In a few short years, news aggregators like Flipboard, Zite, Pulse reader and more, have changed the way millions of people digest their news and information. This has a profound effect on your marketing and you likely aren’t even aware how this adversely affects you.
In early 2008 these aggregators started to really take off. Several of them went from 1 million monthly users in the beginning of 2008, to over 12 million in the following months (not years). It’s clear that this is a popular trend and one that needs to be addressed with your marketing, or specifically with your content marketing.
During this period, I noticed our media site data on Google Analytics was doing very well. However, the site server statistics which is inclusive of rss feed data was exponentially higher. Of course we removed data from spiders and search engines, but it was the rss data that stood out as a red flag as being so high in volume. Because our site was comprised of 56 different writers and blogs, we had over 56 different rss feeds. What was amazing to me however was that rss was the leading statistic on our traffic. This was also detailing all of the different feeds, not looking at a total aggregate of feeds. This is something Google Analytics cannot track as you cannot place GA code on rss feeds.
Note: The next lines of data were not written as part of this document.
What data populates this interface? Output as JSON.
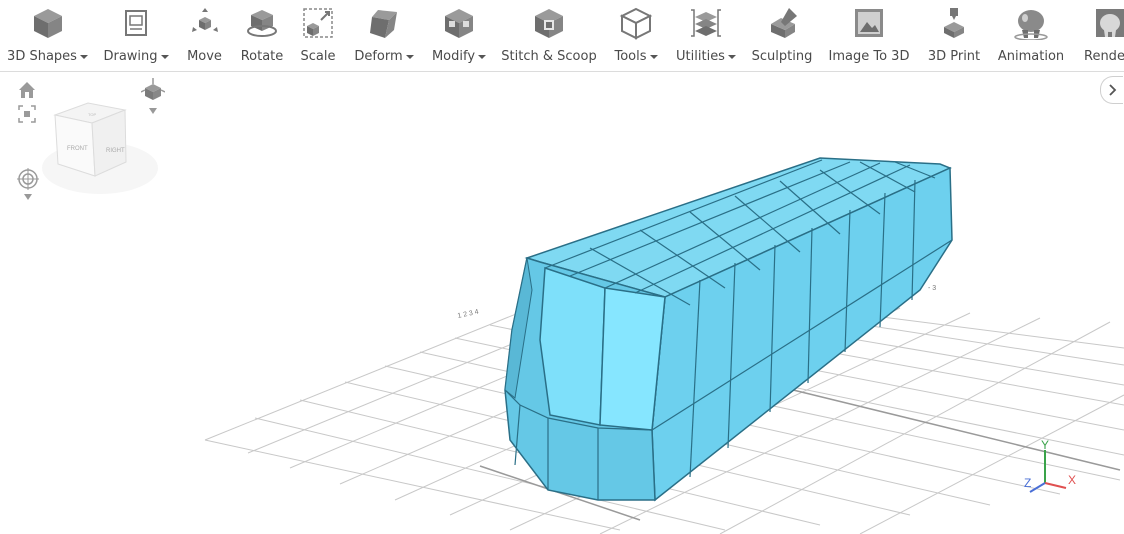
{
  "toolbar": {
    "items": [
      {
        "label": "3D Shapes",
        "icon": "cube-icon",
        "dropdown": true
      },
      {
        "label": "Drawing",
        "icon": "drawing-icon",
        "dropdown": true
      },
      {
        "label": "Move",
        "icon": "move-icon",
        "dropdown": false
      },
      {
        "label": "Rotate",
        "icon": "rotate-icon",
        "dropdown": false
      },
      {
        "label": "Scale",
        "icon": "scale-icon",
        "dropdown": false
      },
      {
        "label": "Deform",
        "icon": "deform-icon",
        "dropdown": true
      },
      {
        "label": "Modify",
        "icon": "modify-icon",
        "dropdown": true
      },
      {
        "label": "Stitch & Scoop",
        "icon": "stitch-scoop-icon",
        "dropdown": false
      },
      {
        "label": "Tools",
        "icon": "tools-icon",
        "dropdown": true
      },
      {
        "label": "Utilities",
        "icon": "utilities-icon",
        "dropdown": true
      },
      {
        "label": "Sculpting",
        "icon": "sculpting-icon",
        "dropdown": false
      },
      {
        "label": "Image To 3D",
        "icon": "image-to-3d-icon",
        "dropdown": false
      },
      {
        "label": "3D Print",
        "icon": "3d-print-icon",
        "dropdown": false
      },
      {
        "label": "Animation",
        "icon": "animation-icon",
        "dropdown": false
      },
      {
        "label": "Rende",
        "icon": "render-icon",
        "dropdown": false
      }
    ]
  },
  "viewcube": {
    "front_label": "FRONT",
    "right_label": "RIGHT",
    "top_label": "TOP"
  },
  "axes": {
    "x_label": "X",
    "y_label": "Y",
    "z_label": "Z"
  },
  "colors": {
    "model_fill": "#6dd0ee",
    "model_edge": "#2a6f87",
    "grid": "#c8c8c8",
    "axis_x": "#e05050",
    "axis_y": "#3aa34a",
    "axis_z": "#4a6fd6",
    "icon_gray": "#7a7a7a"
  }
}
We soon learned it was in large part the result of news aggregators like Zite and Flipboard that were taking our stories and in some instances, placing our entire article in their feed. Even though we were only sending our first paragraph over rss, somehow these sites were getting all of our content. Adding to the aggravation was my personal workflow in digesting news. I used these aggregators (and still do) all the time. When an article is too long, I save to Pocket. I was soon realizing that I almost never went to the news and information sites I read daily. That’s a HUGE problem for media as they make their living off of eyeballs and selling advertising based off those eyeballs.
Immediately we pivoted our business model to take advantage of content marketing from our advertisers. We saw that at some point our advertisers would realize they were spending good money to place ads on our site, but people could read our articles without actually visiting our site. Problem.
To make our plan work we did one thing very few publishers, even today, are willing to do. We incorporated our vendor’s content marketing into our rss feeds (as appropriate). Yes we called out the content as “partner content”, but more importantly we educated our advertisers on the value of great content marketing. NO marketing fluff at all. Only information-based articles that solve readers problems. For example, we had Adobe product managers writing tips and tricks on how to use Adobe software better, faster, and to create cooler stuff.
In the end, we delivered to our client something they couldn’t get elsewhere. We delivered not only good analytics but we delivered their articles to the places their customers were. We delivered their content in ways their customers wanted to read content. It’s a valuable lesson as you should be reaching out to your media partners and demanding to learn how your content is to be shared. If they aren’t willing to do this, you might want to encourage them, or choose elsewhere.
As I have mentioned before, it’s a good thing to hire a publisher to manage your content marketing. There are many reasons this will pay off.